Accreditation and quality assurance is one of the toughest terrains for any medical institute in Pakistan. DMEs, as part of the team responsible, can assist their institutions in planning, document development and implementation for accreditation and quality assurance processes.
A key indicator of the worth of any department is the number of scientific publications it has generated annually. For a DME of high repute, it is crucial that publications come out of it on a regular basis.1 The number of publications would depend on the dedicated, trained, experienced and qualified manpower in the department, to the built-in culture of research and to some extent on the resources it has. For a department of medical education to show its academic and scholarly existence, research is mandatory.4
Once established, and many of the more urgent functions are well under way, the department may consider starting its own short certificate programmes for faculty members who are interested in progressing further in medical education. These programmes have to fit the needs of the institution while taking care that they fulfill PMDC requirements. Developing master trainers would help DME extend its reach, produce advocates and function more smoothly.
The soul of any department of medical education would be the culture and the environment it fosters. No DME can survive and flourish if it has a "holier-than-thou" attitude towards others. An open-door policy, a friendly, non-competitive atmosphere, academic camaraderie and supportive activities are values which will help the department make in-roads in places which have thrived on discipline-based fortresses and intellectual silos. DME functions cannot be done without personal connections between its members and the faculty.3 The DME, hence, has to be the hub where pure academics and professional friendliness join hands, giving the institution a more \'homey\' environment. If the DME fails to develop strong networks within its own institution, none of the functions listed above would be easily possible.

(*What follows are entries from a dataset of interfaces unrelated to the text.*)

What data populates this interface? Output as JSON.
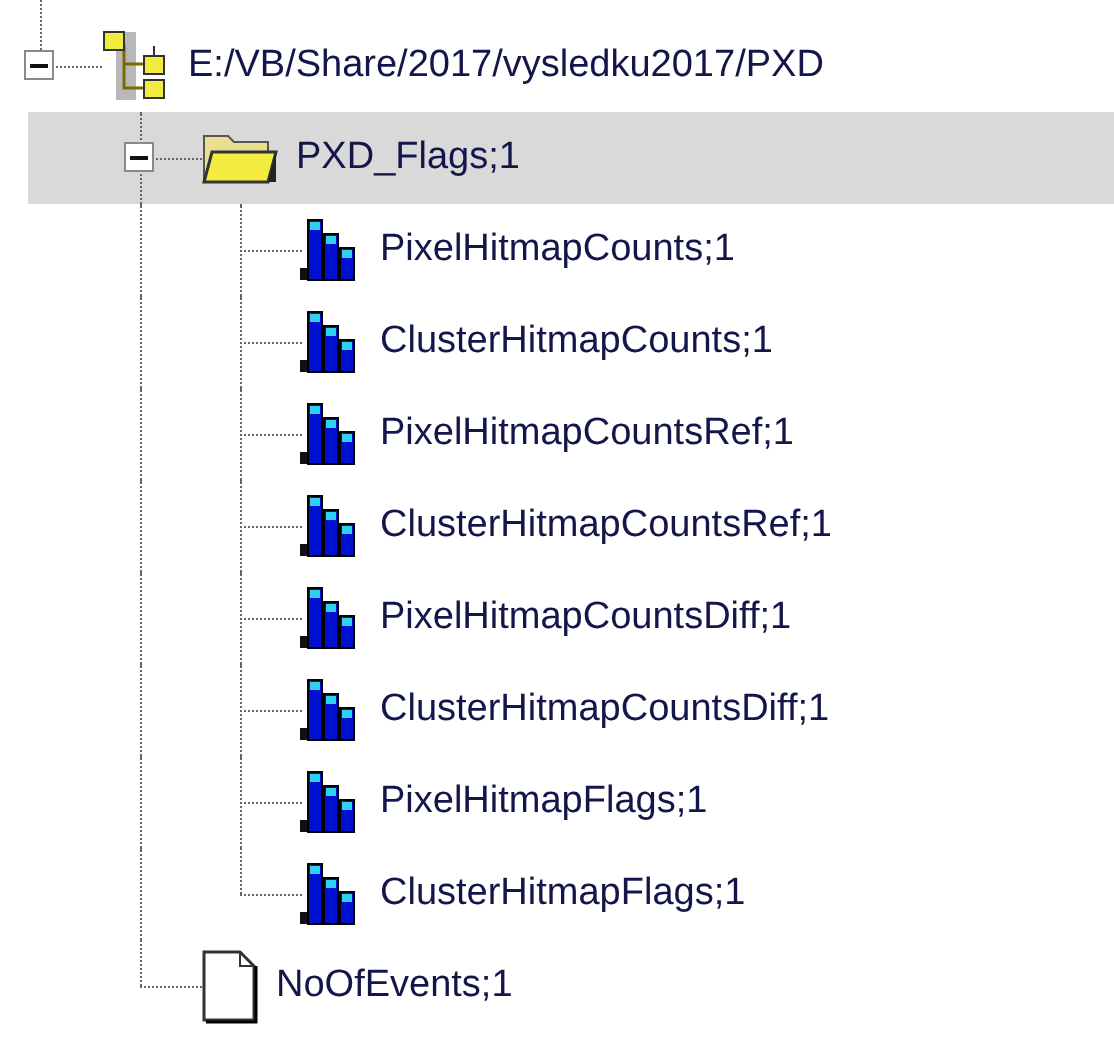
{
  "tree": [
    {
      "kind": "file",
      "label": "E:/VB/Share/2017/vysledku2017/PXD",
      "expanded": true,
      "selected": false,
      "children": [
        {
          "kind": "folder",
          "label": "PXD_Flags;1",
          "expanded": true,
          "selected": true,
          "children": [
            {
              "kind": "histogram",
              "label": "PixelHitmapCounts;1",
              "selected": false
            },
            {
              "kind": "histogram",
              "label": "ClusterHitmapCounts;1",
              "selected": false
            },
            {
              "kind": "histogram",
              "label": "PixelHitmapCountsRef;1",
              "selected": false
            },
            {
              "kind": "histogram",
              "label": "ClusterHitmapCountsRef;1",
              "selected": false
            },
            {
              "kind": "histogram",
              "label": "PixelHitmapCountsDiff;1",
              "selected": false
            },
            {
              "kind": "histogram",
              "label": "ClusterHitmapCountsDiff;1",
              "selected": false
            },
            {
              "kind": "histogram",
              "label": "PixelHitmapFlags;1",
              "selected": false
            },
            {
              "kind": "histogram",
              "label": "ClusterHitmapFlags;1",
              "selected": false
            }
          ]
        },
        {
          "kind": "leaf",
          "label": "NoOfEvents;1",
          "selected": false
        }
      ]
    }
  ]
}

Till the time that Pakistan gets more fully qualified, full-time medical educationists, the onus of work will be on those highly motivated and dynamic faculty members who are the torch bearers of medical educational activities. It is hoped that some of the ideas presented above will be used wherever and whenever possible by these ambassadors.


1. Davis MH, Karunathilake I, Harden RM. AMEE Education Guide no. 28: The development and role of departments of medical education. 2005; 27(8):665-675
2. Harden RM. Curriculum planning and development. In: Dent JA, Harden RM, eds. A Practical Guide for Medical Teachers. Edinburgh: Elsevier Churchill Livingstone; 2005; pp 10-8
3. Nasim M. Medical education needs to change in Pakistan. J Pak Med Assoc 2011; 61(8):808-811
4. Cook DA, Bordage G, Schmidt HG. Description, justi?cation and clari?cation: a framework for classifying the purposes of research in medical education. Medical Education 2008: 42: 128-133.

Journal of the Pakistan Medical Association has agreed to receive and publish manuscripts in accordance with the principles of the following committees: